Tag Archives: ethnic

CHOG Congregations Celebrate Black History Month

Church of God of East New York dressed for Black History Month.

By Carl Stagner

Cultural traditions and observances have long been a part of the church calendar. While they don’t demand acknowledgement in worship settings, they’ve been used effectively to establish connections between Christ and community, and between the present-day congregation and faithful servants of the past. From “Souper Bowl” Sunday to fall (Halloween?) festivals, from Labor Day picnics to celebrations of God and country (Independence Day), celebrations of otherwise secular occasions are often used by the church to reach neighbors, encourage fellowship, and/or put into practice biblical values. Each February, numerous Church of God congregations celebrate Black History Month and, in so doing, build bridges between church and society, often shining a light on topics sometimes overlooked or ignored by popular culture. Three Church of God congregations in the Northeast offer a snapshot of Black History Month in the Movement. Continue reading

Warner Pacific Featured in Book Exploring Diversity in Christian Higher Ed

The book, Diversity Matters: Race, Ethnicity, and the Future of Christian Higher Education was published on August 8, 2017, and explores the unique need for diversity in Christian universities and colleges. The book begins with various universities and colleges that have made diversity a goal and priority. Among these is Warner Pacific College, the Church of God college in Portland, Oregon. Continue reading

A United Church for a Divided World: An Illinois Snapshot

gatheringplace_il_marriageretreat_forweb

Photo: Gathering Place Church of God marriage retreat.

By Carl Stagner
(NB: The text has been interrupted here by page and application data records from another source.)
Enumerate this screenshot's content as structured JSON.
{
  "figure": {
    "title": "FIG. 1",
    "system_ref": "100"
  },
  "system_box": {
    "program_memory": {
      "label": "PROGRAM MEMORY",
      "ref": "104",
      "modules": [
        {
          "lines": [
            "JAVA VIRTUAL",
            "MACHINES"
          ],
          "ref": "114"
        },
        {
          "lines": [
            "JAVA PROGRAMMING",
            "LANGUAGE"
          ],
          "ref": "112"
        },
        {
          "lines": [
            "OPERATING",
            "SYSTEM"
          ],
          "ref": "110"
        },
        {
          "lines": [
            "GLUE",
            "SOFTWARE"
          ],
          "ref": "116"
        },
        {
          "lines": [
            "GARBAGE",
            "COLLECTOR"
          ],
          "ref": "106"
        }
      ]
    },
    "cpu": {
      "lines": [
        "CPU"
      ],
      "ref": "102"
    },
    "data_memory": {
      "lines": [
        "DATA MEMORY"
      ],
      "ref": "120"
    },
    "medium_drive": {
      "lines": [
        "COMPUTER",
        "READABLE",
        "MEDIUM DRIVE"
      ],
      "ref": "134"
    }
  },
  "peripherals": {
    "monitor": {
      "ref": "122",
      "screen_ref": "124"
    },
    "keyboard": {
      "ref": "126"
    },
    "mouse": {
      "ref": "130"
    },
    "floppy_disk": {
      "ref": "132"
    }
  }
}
Remember that slogan? “A United Church for a Divided World.” Sounds good, doesn’t it? But it doesn’t have to be just a slogan, and it doesn’t have to only represent a theme of days gone by. For The Gathering Place Church of God in Fairview Heights, Illinois, it represents present reality. They’re the product of two churches coming together; that is, a predominantly black church and a predominantly white church. While the rest of the world is busy arguing over this, that, and the other, this unified church across the Mississippi River from St. Louis is preoccupied with communicating Jesus to a lost and hurting community. Continue reading